Growing in full sun or shade, Sugar Maple will tolerate a wide variety of soil types (except compacted soil) but is not salt-tolerant. Established trees look better when given some irrigation during dry weather, particularly in the south. In the south, many leaves remain in the central portion of the canopy for much of the winter, giving the tree a somewhat unkempt appearance. About 40 gallons of sap is needed to make one gallon of pure maple syrup. Best growth in well-drained loams with pH 5.5 to 7.3 and adequate leaf litter, although it is also found on sands, loamy sands, sandy loams and silt loams.

Sugar Maples are not recommended for the Dallas area, in many cases due to alkaline soils causing chlorosis. Sensitivity to compaction, heat, drought and road salt limit usage of Sugar Maple for urban street plantings, but it is still recommended for parks and other areas away from roads where soil is loose and well-drained. Trees produce an allelopathic chemical that retards growth of Yellow Birch and White Spruce. Application of too much nitrogen has been reported to decrease resistance to insect damage.

Sugar Maple is the state tree of New York, Vermont, West Virginia and Wisconsin.

Acer saccharum sub. nigrum, a subspecies, is more tolerant of heat and drought. `Commemoration’ has brilliant fall color and grows fast. ‘Barrett Cole’ (Apollo TM) has a slower growth rate than the species with a dense pyramidal shape. ‘Majesty’ reportedly resists frost crack and sunscald. ‘Legacy’, and ‘Commemoration’, are to most scorch and drought resistant cultivars. ‘Caddo’ (zone 5A), ‘John Pair’ and ‘Autumn Splendor’ are sugar maples recommended for soils with a pH greater than neutral and have superior drought tolerance.

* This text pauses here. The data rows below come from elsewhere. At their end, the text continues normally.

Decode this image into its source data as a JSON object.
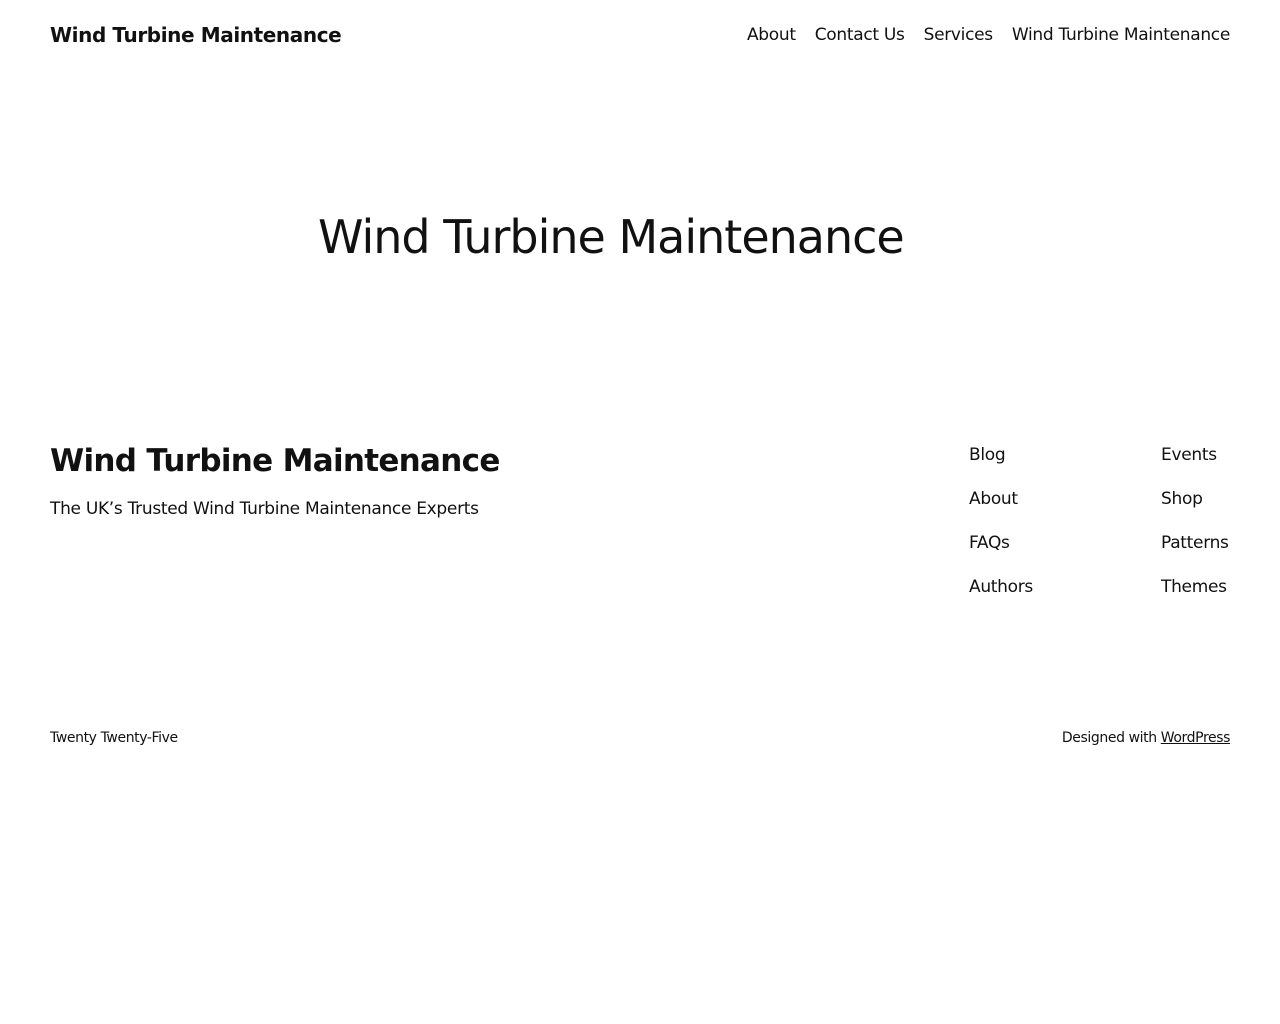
{
  "header": {
    "site_title": "Wind Turbine Maintenance",
    "nav": [
      "About",
      "Contact Us",
      "Services",
      "Wind Turbine Maintenance"
    ]
  },
  "hero": {
    "title": "Wind Turbine Maintenance"
  },
  "footer": {
    "title": "Wind Turbine Maintenance",
    "tagline": "The UK’s Trusted Wind Turbine Maintenance Experts",
    "nav_col_1": [
      "Blog",
      "About",
      "FAQs",
      "Authors"
    ],
    "nav_col_2": [
      "Events",
      "Shop",
      "Patterns",
      "Themes"
    ],
    "theme_credit": "Twenty Twenty-Five",
    "designed_with": "Designed with ",
    "wordpress": "WordPress"
  }
}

They resist leaf tatter common on other sugar maples. They hail from the canyons of Caddo and Canadian Counties in Oklahoma. The latter two are more vigorous in the deep south than other cultivars. ‘Beachheaven’ have silvery bark but no distinctive fall color. Plants are often T-budded onto other sugar maple root stocks.

Existing trees are often left near new homes and other buildings in new developments. Roots damaged by construction equipment decay quickly. This can leave the plant with few supporting roots in the years following construction despite a green canopy. The tree could fall over as a result. In addition, branches that are suddenly exposed to unlimited light when nearby trees are removed begin to grow rapidly. As a result, they could become too long and break. Keep them shortened with reduction cuts to help prevent breakage. Trees are considered fairly good compartmentalizers of decay.

Wood weighs about 56 pounds per cubic foot. The wood is considered diffuse porous which means that there is little difference in size between the spring wood pores and the summer wood pores. Pollen can cause significant allergy problems for some people.